- Aug 23, 2004
That big box on your desk
These days, the talk is so
focused on laptops, tablet PCs, handhelds and other alternative computers that it seems almost retro to mention a new desktop computer coming through the pipeline.
But retro is in and MPC
Computers LLC officials have launched the ClientPro 365,
a desktop computer that is based on easy management
Considered a replacement for the ClientPro 345, the 365 features better graphics and networking capabilities along with a new chassis design to improve its internal cooling, according to company officials.
The computer comes with an Intel Corp. Pentium 4 chip, an integrated Gigabit Ethernet controller, eight high-speed USB ports, 256M of memory and a 40G hard drive. The system's retail price is $919.
As far from the desk as you can get
Meanwhile, the leaders at PacketHop Inc. and Xybernaut Corp. have teamed up to combine wireless broadband communications with wearable computing technologies—Xybernaut's specialty.
Employees at the two companies have been working for more than six months to develop an integrated solution for first responders, according to officials from both companies. They want to provide equipment that can satisfy both computing and broadband communications needs for mobile workers, who often perform their jobs in harsh conditions.

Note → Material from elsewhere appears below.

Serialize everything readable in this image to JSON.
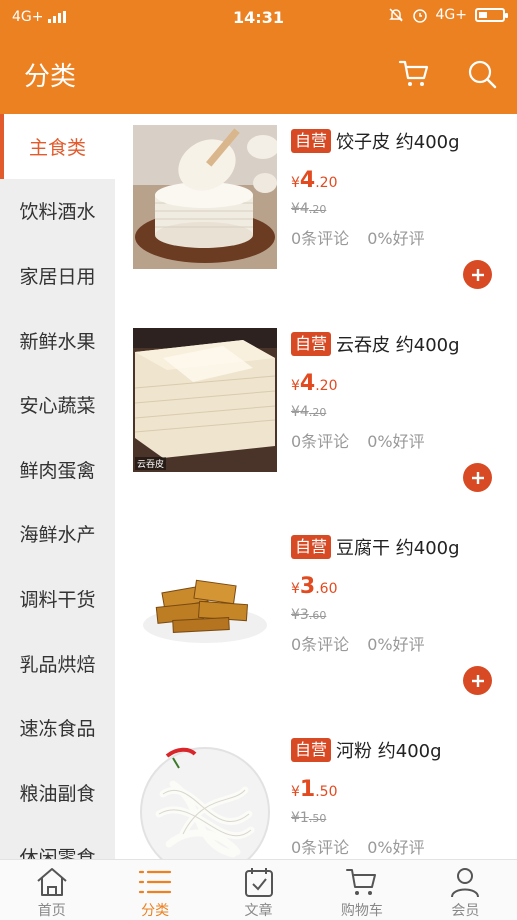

PacketHop's "mobile mesh" software is usually loaded onto computers equipped with IP radio capabilities. In this case, Xybernaut's Mobile Assistant V and Atigo product families provide the computing power. Combined, the products allow a secure mobile broadband network to be created instantly at the scene of a disaster.
ComCam Inc. officials have released the Pocket C3 camera control center, which provides a mobile camera control room for people using Microsoft Corp. Windows CE and Pocket PC handheld platforms.
The product gives users the ability to see video on handheld devices, such as direct feeds from surveillance cameras. According to Don Gilbreath, ComCam's chief executive officer, handhelds have advanced enough that the video displays with "great frame rates."